Source data:
++++++

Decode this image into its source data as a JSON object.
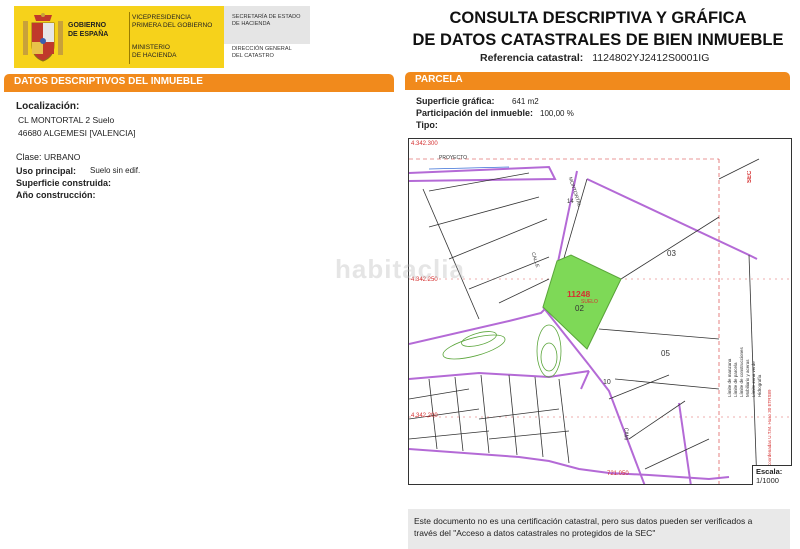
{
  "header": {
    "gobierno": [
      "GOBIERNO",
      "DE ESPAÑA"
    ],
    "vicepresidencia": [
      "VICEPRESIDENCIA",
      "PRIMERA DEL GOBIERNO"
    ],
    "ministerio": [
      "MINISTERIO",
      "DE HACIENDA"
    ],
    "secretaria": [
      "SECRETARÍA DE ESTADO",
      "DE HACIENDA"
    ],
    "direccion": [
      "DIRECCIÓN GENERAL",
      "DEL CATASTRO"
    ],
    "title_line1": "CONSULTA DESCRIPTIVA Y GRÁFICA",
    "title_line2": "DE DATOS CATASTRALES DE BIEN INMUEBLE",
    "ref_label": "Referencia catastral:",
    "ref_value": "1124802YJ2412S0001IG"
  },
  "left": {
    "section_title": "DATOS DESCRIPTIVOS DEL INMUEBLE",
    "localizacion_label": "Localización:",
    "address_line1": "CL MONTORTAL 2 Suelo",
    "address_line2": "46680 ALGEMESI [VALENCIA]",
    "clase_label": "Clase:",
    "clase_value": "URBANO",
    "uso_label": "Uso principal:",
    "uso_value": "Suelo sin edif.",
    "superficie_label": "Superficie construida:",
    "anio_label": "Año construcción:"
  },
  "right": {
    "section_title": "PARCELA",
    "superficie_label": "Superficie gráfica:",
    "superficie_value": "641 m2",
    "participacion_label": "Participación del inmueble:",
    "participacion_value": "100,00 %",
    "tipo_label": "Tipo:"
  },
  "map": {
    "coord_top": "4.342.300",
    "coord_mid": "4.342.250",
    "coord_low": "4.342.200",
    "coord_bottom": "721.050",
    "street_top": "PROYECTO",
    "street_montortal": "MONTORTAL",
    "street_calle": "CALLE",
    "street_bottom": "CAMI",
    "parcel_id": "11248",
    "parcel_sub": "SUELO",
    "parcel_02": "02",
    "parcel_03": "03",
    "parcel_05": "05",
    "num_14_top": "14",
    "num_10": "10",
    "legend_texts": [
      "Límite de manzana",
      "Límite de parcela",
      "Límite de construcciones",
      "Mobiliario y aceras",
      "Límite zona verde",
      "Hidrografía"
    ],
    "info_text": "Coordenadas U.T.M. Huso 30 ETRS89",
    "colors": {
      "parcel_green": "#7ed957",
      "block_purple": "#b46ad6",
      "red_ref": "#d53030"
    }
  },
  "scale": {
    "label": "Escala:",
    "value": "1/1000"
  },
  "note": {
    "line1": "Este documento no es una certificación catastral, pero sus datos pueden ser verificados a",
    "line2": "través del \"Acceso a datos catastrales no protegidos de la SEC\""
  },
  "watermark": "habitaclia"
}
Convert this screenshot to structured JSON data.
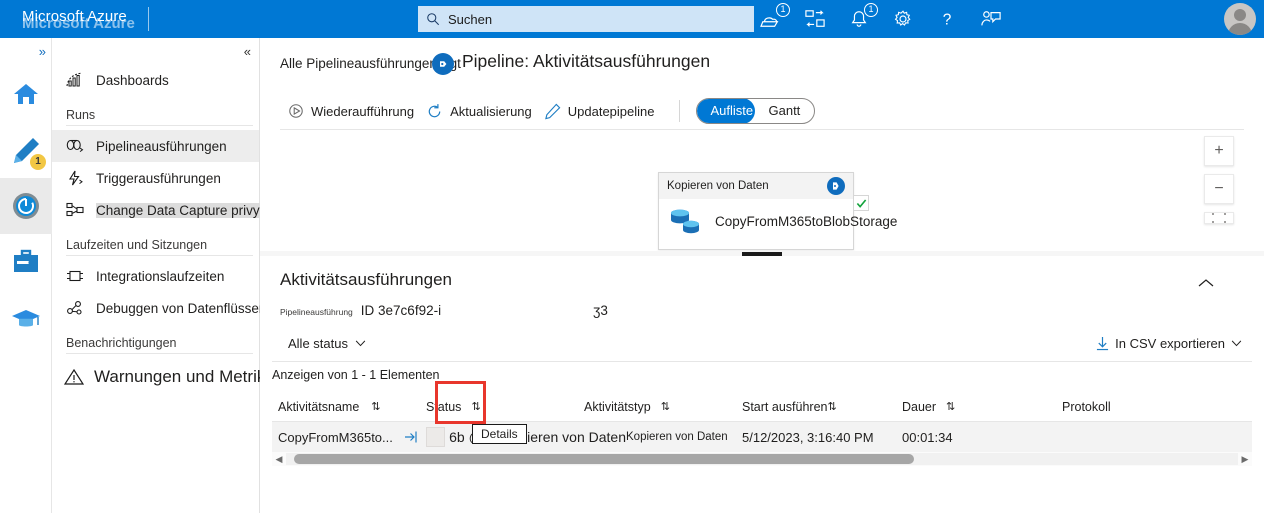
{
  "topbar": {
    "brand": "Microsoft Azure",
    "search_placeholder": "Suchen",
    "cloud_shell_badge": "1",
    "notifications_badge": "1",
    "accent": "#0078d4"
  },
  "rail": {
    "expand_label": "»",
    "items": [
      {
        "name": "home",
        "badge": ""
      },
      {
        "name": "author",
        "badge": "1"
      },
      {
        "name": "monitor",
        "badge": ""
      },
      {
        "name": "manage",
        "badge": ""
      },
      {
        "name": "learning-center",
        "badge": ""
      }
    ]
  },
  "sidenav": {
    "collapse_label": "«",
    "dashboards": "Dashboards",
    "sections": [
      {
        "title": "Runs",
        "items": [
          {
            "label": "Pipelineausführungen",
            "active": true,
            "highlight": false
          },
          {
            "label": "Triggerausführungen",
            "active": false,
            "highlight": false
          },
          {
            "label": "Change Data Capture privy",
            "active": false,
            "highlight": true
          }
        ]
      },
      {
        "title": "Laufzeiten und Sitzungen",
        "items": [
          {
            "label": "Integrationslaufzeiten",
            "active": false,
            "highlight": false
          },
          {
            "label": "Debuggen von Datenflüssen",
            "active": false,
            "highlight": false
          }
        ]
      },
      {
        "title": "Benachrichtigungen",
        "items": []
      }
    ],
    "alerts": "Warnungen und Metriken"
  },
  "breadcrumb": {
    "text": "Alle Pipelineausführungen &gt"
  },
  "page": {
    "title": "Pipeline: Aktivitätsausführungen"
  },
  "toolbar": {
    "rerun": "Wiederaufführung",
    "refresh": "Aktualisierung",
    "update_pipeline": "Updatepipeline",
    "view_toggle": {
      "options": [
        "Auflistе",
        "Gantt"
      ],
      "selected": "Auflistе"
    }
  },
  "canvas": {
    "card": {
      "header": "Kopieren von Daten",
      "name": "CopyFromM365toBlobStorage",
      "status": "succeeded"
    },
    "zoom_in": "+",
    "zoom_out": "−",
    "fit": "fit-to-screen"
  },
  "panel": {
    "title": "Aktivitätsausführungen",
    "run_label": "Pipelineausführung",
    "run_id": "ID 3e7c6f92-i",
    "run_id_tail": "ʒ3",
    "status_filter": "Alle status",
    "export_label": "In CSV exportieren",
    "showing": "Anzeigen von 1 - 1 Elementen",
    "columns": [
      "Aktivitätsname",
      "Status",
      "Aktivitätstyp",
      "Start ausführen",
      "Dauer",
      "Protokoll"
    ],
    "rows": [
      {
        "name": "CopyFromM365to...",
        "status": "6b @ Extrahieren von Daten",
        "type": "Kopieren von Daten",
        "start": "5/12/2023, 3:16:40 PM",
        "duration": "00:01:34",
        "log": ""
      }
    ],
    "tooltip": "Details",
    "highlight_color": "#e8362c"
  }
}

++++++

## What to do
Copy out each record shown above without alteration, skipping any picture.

## Exercise answer
Decode this image into its source data as a JSON object.
{
  "header": {
    "gobierno": [
      "GOBIERNO",
      "DE ESPAÑA"
    ],
    "vicepresidencia": [
      "VICEPRESIDENCIA",
      "PRIMERA DEL GOBIERNO"
    ],
    "ministerio": [
      "MINISTERIO",
      "DE HACIENDA"
    ],
    "secretaria": [
      "SECRETARÍA DE ESTADO",
      "DE HACIENDA"
    ],
    "direccion": [
      "DIRECCIÓN GENERAL",
      "DEL CATASTRO"
    ],
    "title_line1": "CONSULTA DESCRIPTIVA Y GRÁFICA",
    "title_line2": "DE DATOS CATASTRALES DE BIEN INMUEBLE",
    "ref_label": "Referencia catastral:",
    "ref_value": "1124802YJ2412S0001IG"
  },
  "left": {
    "section_title": "DATOS DESCRIPTIVOS DEL INMUEBLE",
    "localizacion_label": "Localización:",
    "address_line1": "CL MONTORTAL 2 Suelo",
    "address_line2": "46680 ALGEMESI [VALENCIA]",
    "clase_label": "Clase:",
    "clase_value": "URBANO",
    "uso_label": "Uso principal:",
    "uso_value": "Suelo sin edif.",
    "superficie_label": "Superficie construida:",
    "anio_label": "Año construcción:"
  },
  "right": {
    "section_title": "PARCELA",
    "superficie_label": "Superficie gráfica:",
    "superficie_value": "641 m2",
    "participacion_label": "Participación del inmueble:",
    "participacion_value": "100,00 %",
    "tipo_label": "Tipo:"
  },
  "map": {
    "coord_top": "4.342.300",
    "coord_mid": "4.342.250",
    "coord_low": "4.342.200",
    "coord_bottom": "721.050",
    "street_top": "PROYECTO",
    "street_montortal": "MONTORTAL",
    "street_calle": "CALLE",
    "street_bottom": "CAMI",
    "parcel_id": "11248",
    "parcel_sub": "SUELO",
    "parcel_02": "02",
    "parcel_03": "03",
    "parcel_05": "05",
    "num_14_top": "14",
    "num_10": "10",
    "legend_texts": [
      "Límite de manzana",
      "Límite de parcela",
      "Límite de construcciones",
      "Mobiliario y aceras",
      "Límite zona verde",
      "Hidrografía"
    ],
    "info_text": "Coordenadas U.T.M. Huso 30 ETRS89",
    "colors": {
      "parcel_green": "#7ed957",
      "block_purple": "#b46ad6",
      "red_ref": "#d53030"
    }
  },
  "scale": {
    "label": "Escala:",
    "value": "1/1000"
  },
  "note": {
    "line1": "Este documento no es una certificación catastral, pero sus datos pueden ser verificados a",
    "line2": "través del \"Acceso a datos catastrales no protegidos de la SEC\""
  },
  "watermark": "habitaclia"
}
Convert this screenshot to structured JSON data.
{
  "topbar": {
    "brand": "Microsoft Azure",
    "search_placeholder": "Suchen",
    "cloud_shell_badge": "1",
    "notifications_badge": "1",
    "accent": "#0078d4"
  },
  "rail": {
    "expand_label": "»",
    "items": [
      {
        "name": "home",
        "badge": ""
      },
      {
        "name": "author",
        "badge": "1"
      },
      {
        "name": "monitor",
        "badge": ""
      },
      {
        "name": "manage",
        "badge": ""
      },
      {
        "name": "learning-center",
        "badge": ""
      }
    ]
  },
  "sidenav": {
    "collapse_label": "«",
    "dashboards": "Dashboards",
    "sections": [
      {
        "title": "Runs",
        "items": [
          {
            "label": "Pipelineausführungen",
            "active": true,
            "highlight": false
          },
          {
            "label": "Triggerausführungen",
            "active": false,
            "highlight": false
          },
          {
            "label": "Change Data Capture privy",
            "active": false,
            "highlight": true
          }
        ]
      },
      {
        "title": "Laufzeiten und Sitzungen",
        "items": [
          {
            "label": "Integrationslaufzeiten",
            "active": false,
            "highlight": false
          },
          {
            "label": "Debuggen von Datenflüssen",
            "active": false,
            "highlight": false
          }
        ]
      },
      {
        "title": "Benachrichtigungen",
        "items": []
      }
    ],
    "alerts": "Warnungen und Metriken"
  },
  "breadcrumb": {
    "text": "Alle Pipelineausführungen &gt"
  },
  "page": {
    "title": "Pipeline: Aktivitätsausführungen"
  },
  "toolbar": {
    "rerun": "Wiederaufführung",
    "refresh": "Aktualisierung",
    "update_pipeline": "Updatepipeline",
    "view_toggle": {
      "options": [
        "Auflistе",
        "Gantt"
      ],
      "selected": "Auflistе"
    }
  },
  "canvas": {
    "card": {
      "header": "Kopieren von Daten",
      "name": "CopyFromM365toBlobStorage",
      "status": "succeeded"
    },
    "zoom_in": "+",
    "zoom_out": "−",
    "fit": "fit-to-screen"
  },
  "panel": {
    "title": "Aktivitätsausführungen",
    "run_label": "Pipelineausführung",
    "run_id": "ID 3e7c6f92-i",
    "run_id_tail": "ʒ3",
    "status_filter": "Alle status",
    "export_label": "In CSV exportieren",
    "showing": "Anzeigen von 1 - 1 Elementen",
    "columns": [
      "Aktivitätsname",
      "Status",
      "Aktivitätstyp",
      "Start ausführen",
      "Dauer",
      "Protokoll"
    ],
    "rows": [
      {
        "name": "CopyFromM365to...",
        "status": "6b @ Extrahieren von Daten",
        "type": "Kopieren von Daten",
        "start": "5/12/2023, 3:16:40 PM",
        "duration": "00:01:34",
        "log": ""
      }
    ],
    "tooltip": "Details",
    "highlight_color": "#e8362c"
  }
}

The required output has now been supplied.